To obtain the plasmids containing only the C-terminal part (bp 955–2213) of D-BP, including the enoyl-CoA hydratase domain and the SCP-related domain (pHY-WT, pHY-N457Y+W511R, pHY-N457Y and pHY-W511R), part of the plasmids containing full-length D-BP were amplifed by PCR using the primers xbaDBP-955f (5′-ttt tct aga ATG ACA GCA ACA TCA GGA TTT GCT GG-3′; positions 955–977; XbaI extension) and pstDBP.
All PCR reactions were performed with a low error rate mixture of DNA polymerases (Expand High Fidelity; Boehringer Mannheim, Mannheim, Germany).
The PCR products, containing an XbaI restriction site at the 5′ end and a PstI restriction site at the 3′ end, were digested with XbaI and PstI and cloned downstream of the S.cerevisiae CTA1 promoter into the XbaI and PstI restriction sites of pEL 26 (47).
All PCR fragments were sequenced entirely to exclude Taq polymerase introduced errors.
Yeast culture and expression
The yeast strain used in this study, S.cerevisiae BJ1991 (MATα, leu2, ura3–251, prb1–1122, pep4–3), was transformed with pEL26, pDBP-WT, pDBP-N457Y+W511R, pDBP-N457Y, pDBP-W511R, pHY-WT, pHY-N457Y+W511R, pHY-N457Y or pHY-W511R and grown on minimal essential medium containing 0.67% yeast nitrogen base without amino acids (Difco, Detroit, MI), 0.3% glucose and the appropriate amino acids at 30°C. To induce expression, the cells were shifted to rich oleic acid medium containing 0.5% potassium phosphate buffer, pH 6.0 0.3% yeast extract, 0.12% oleic acid, 0.2% Tween-40 and 0.5% peptone with a starting OD600 of 0.1 and incubated for 17 h at 30°C.
For measurement of the enoyl-CoA hydratase and D-3-hydroxyacyl-CoA dehydrogenase activities of D-BP, cells were resuspended in phosphate-buffered saline (pH 7.4) containing 1 µg/ml leupeptin, 1 mM EDTA and 1 mg/ml Pefabloc (Merck, Darmstadt, Germany) and disrupted by agitation at 4°C for 15 min on a vortex mixer in the presence of glass beads (Ø = 0.45 mm). The homogenates were centrifuged at 2000 g at 4°C for 2 min and the supernatants were used for enzyme activity measurements.
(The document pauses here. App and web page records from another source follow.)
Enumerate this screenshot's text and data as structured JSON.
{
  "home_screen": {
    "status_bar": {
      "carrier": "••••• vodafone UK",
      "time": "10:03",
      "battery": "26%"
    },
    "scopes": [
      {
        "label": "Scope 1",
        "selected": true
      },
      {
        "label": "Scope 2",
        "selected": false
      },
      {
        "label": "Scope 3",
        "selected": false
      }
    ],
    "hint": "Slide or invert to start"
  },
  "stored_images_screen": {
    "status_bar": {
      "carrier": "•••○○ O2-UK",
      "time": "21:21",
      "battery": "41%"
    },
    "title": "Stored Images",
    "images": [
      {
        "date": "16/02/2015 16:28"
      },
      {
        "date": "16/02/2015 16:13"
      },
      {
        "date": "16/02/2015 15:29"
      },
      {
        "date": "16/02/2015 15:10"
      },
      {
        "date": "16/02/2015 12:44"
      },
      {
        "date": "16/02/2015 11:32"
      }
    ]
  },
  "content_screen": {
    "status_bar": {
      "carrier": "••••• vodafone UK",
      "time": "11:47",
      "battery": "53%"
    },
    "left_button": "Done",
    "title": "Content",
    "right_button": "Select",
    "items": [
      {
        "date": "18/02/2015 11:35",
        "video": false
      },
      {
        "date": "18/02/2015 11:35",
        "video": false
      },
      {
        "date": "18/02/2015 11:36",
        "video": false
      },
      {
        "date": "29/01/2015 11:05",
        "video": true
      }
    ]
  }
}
The enoyl-CoA hydratase activity and D-3-hydroxyacyl-CoA dehydrogenase activity were corrected for the amount of D-BP as quantified by immunoblot analysis.
Induction of expression was checked by measuring the catalase activity in the yeast homogenates. To this end, yeast homogenate was incubated with 0.06% H2O2 in 40 mM KPi pH 7.5 and the disappearance of H2O2 was measured at 240 nm.
We are grateful to Lodewijk Ijlst and Hans Waterham for support and suggestions throughout this study and for critical reading of the manuscript. This work was supported in part by the Princess Beatrix Fund (The Hague, The Netherlands).